  • [FUNCTIONAL WEBS] Srivastava DS, MacDonald AAM, Pillar VD, Kratina P, Debastiani VJ, Guzman LM, Trzcinski M, Dézerald O, Barberis IM, de Omena PM, Romero GQ, Ospina‐Bautista F, Marino NAC, Leroy C, Farjalla VF, Richardson BA, Gonçalves AZ, Corbara B, Petermann JS, Richardson MJ, Melnychuk MC, Jocqué M, Ngai JT, Talaga S, Piccoli GCO, Montero G, Kirby KR, Starzomski BM & Céréghino R (2023) Geographical variation in the trait‐based assembly patterns of multitrophic invertebrate communities. Functional Ecology, 37, 73-86. DOI: 1111/1365-2435.14096.

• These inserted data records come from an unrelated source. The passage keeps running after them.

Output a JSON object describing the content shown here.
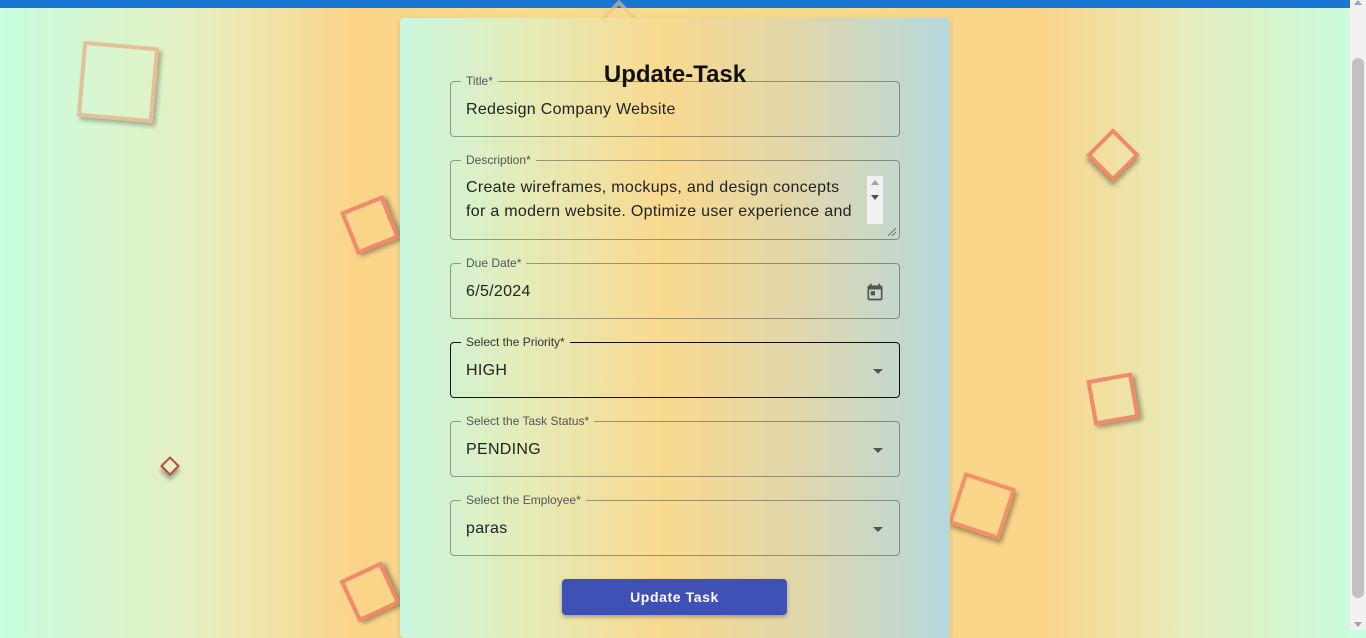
{
  "form": {
    "heading": "Update-Task",
    "title_field": {
      "label": "Title*",
      "value": "Redesign Company Website"
    },
    "description_field": {
      "label": "Description*",
      "value": "Create wireframes, mockups, and design concepts for a modern website. Optimize user experience and"
    },
    "due_date_field": {
      "label": "Due Date*",
      "value": "6/5/2024",
      "icon": "calendar-icon"
    },
    "priority_field": {
      "label": "Select the Priority*",
      "value": "HIGH",
      "icon": "chevron-down-icon"
    },
    "status_field": {
      "label": "Select the Task Status*",
      "value": "PENDING",
      "icon": "chevron-down-icon"
    },
    "employee_field": {
      "label": "Select the Employee*",
      "value": "paras",
      "icon": "chevron-down-icon"
    },
    "submit_label": "Update Task"
  },
  "colors": {
    "top_bar": "#1976d2",
    "button": "#3f51b5",
    "square_border": "#f08a6a"
  }
}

  • [PELAGIC] Letessier TB, Mannocci L, Goodwin B, Embling C, de Vos A, Anderson RC, Ingram SN, Rogan A & Turvey ST (2023) Contrasting ecological information content in whaling archives with modern cetacean surveys for conservation planning and identification of historical distribution changes. Conservation Biology. DOI: 1111/cobi.14043.


  • [CESAB members] Fromentin J-M, Emery MR, Donaldson J, Balachander G, Barron ES, Chaudhary RP, Danner M-C, Gasalla MA, Hallosserie A, Halmy M, Hicks C, Kieling D, Park MS, Parlee B, Rice J, Ticktin T & Tittensor D (2023) Status, challenges and pathways to the sustainable use of wild species. Global Environmental Change, 81, 102692. DOI: 1016/j.gloenvcha.2023.102692.
  • [CESAB members] Tribot A-S, Blanc N, Brassac T, Guilhaumon F, Casajus N & Mouquet N (2023) What makes a teddy bear comforting? A participatory study reveals the prevalence of sensory characteristics and emotional bonds in the perception of comforting teddy bears. The Journal of Positive Psychology. DOI: 1080/17439760.2023.2170273.






CESAB in a nutshell

To receive CESAB’s newsletters directly, sign-up here!


Previous newsletters :

– January 2023 [ENG] [FRA]

– September 2022 [ENG] [FRA]

– January 2022 [ENG] [FRA]

– July 2021 [ENG] [FRA]

– January 2021 [ENG] [FRA]

– July 2020 [ENG] [FRA]

– January 2020 [ENG] [FRA]

– July 2019 [ENG]